Statewide elections, gubernatorial elections especially, turn on a number of issues; the local economy, transportation matters, sales and property taxes, scandals and controversies, and sometimes social issues. More often than not, a combination of these contentious matters leads to an incumbent party losing or retaining a governor’s mansion. In Connecticut, where incumbent Democratic Gov. Dannel Malloy seeks reelection, one issue has come to dominate the race: gun control. And it might be that issue which sinks Malloy.
Even amid the GOP wave of 2010, Malloy beat his Republican opponent Tom Foley by just 6,400 votes. Foley opted to give a gubernatorial run another shot in 2014, setting up a virtual repeat but without the national conditions which led votes to send a wave of Republicans into political office. Before this race began in earnest, many believed Malloy would repeat that victory and may even improve on his margin of victory.
National commentators believed the new restrictions on gun ownership Malloy imposed in the wake of his state’s nightmarish experience at a Newtown elementary school to be a pure good. Few believed it would be a major issue in the election, let alone one which would lead New England voters to recall their incumbent Democratic governor. The political class may prove to be shocked in November.
At the first gubernatorial debate of the season in the Nutmeg State, The Wall Street Journal reported, guns took center stage:

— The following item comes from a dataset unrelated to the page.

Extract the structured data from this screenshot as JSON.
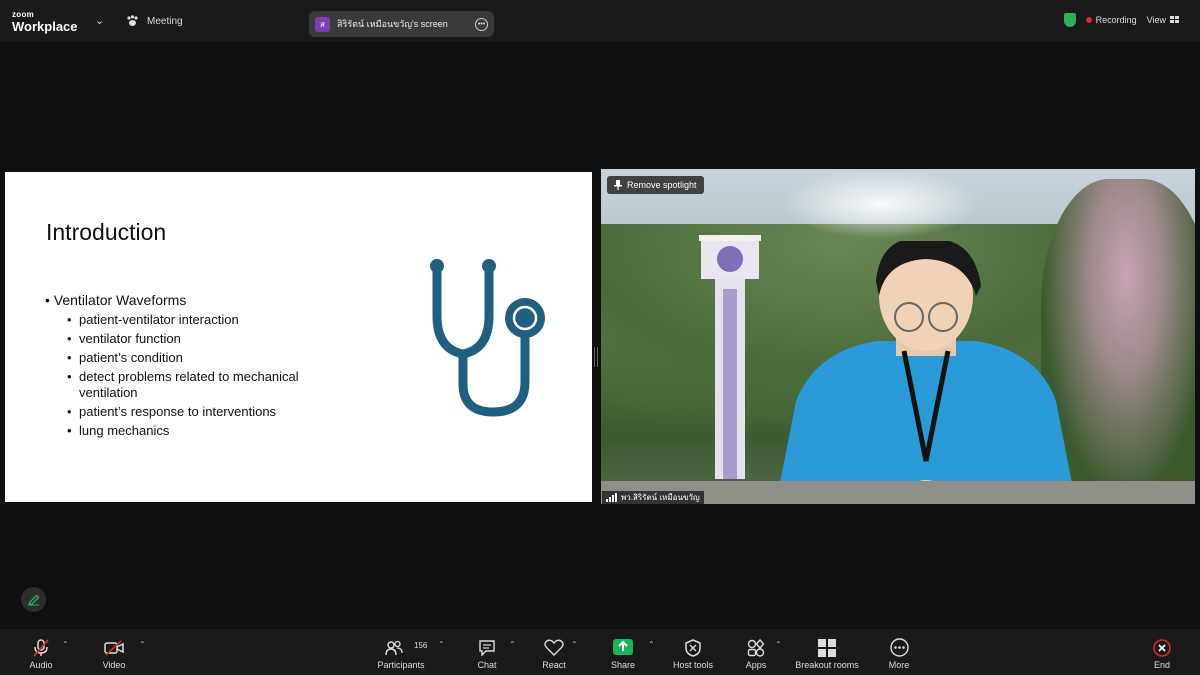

Gun control has emerged as a major campaign issue, with Mr. Foley criticizing firearms restrictions the governor signed into law in 2013 in response to the deadly school shooting in Newtown. The package included universal background checks, a ban on sales of ammunition magazines with 10 or more rounds and a ban on the sale of certain types of firearms the state defines as “assault weapons.”
The changes, Mr. Malloy said, have contributed to a declining statewide homicide rate: “I believe what we have done has made Connecticut safer.”
Mr. Foley countered that violent-crime rates were falling across the U.S., adding that the new laws inconvenience gun owners and wouldn’t prevent another mass shooting. “This was so overreaching that it went way, way beyond in what I think would have been an appropriate response to Newtown,” said Mr. Foley, an ex-ambassador to Ireland and former private-equity manager. “It’s not good leadership. It’s grandstanding.”
The situation looks grim for Malloy. The race is not widely polled, but the two public polls taken in Connecticut in late July and August both show Foley leading the incumbent by 7 points.
Foley has not embraced a laissez-faire approach to the Second Amendment – his hedging on the issue of gun ownership rights has become a major issue for a tea party gubernatorial candidate running to the right of both Foley and Malloy on guns. It is, however, fascinating that a state where a grotesque mass shooting became the impetus for a nationwide push for new gun laws may become the state that also starts to reverse them.
This post has been updated since its original publication.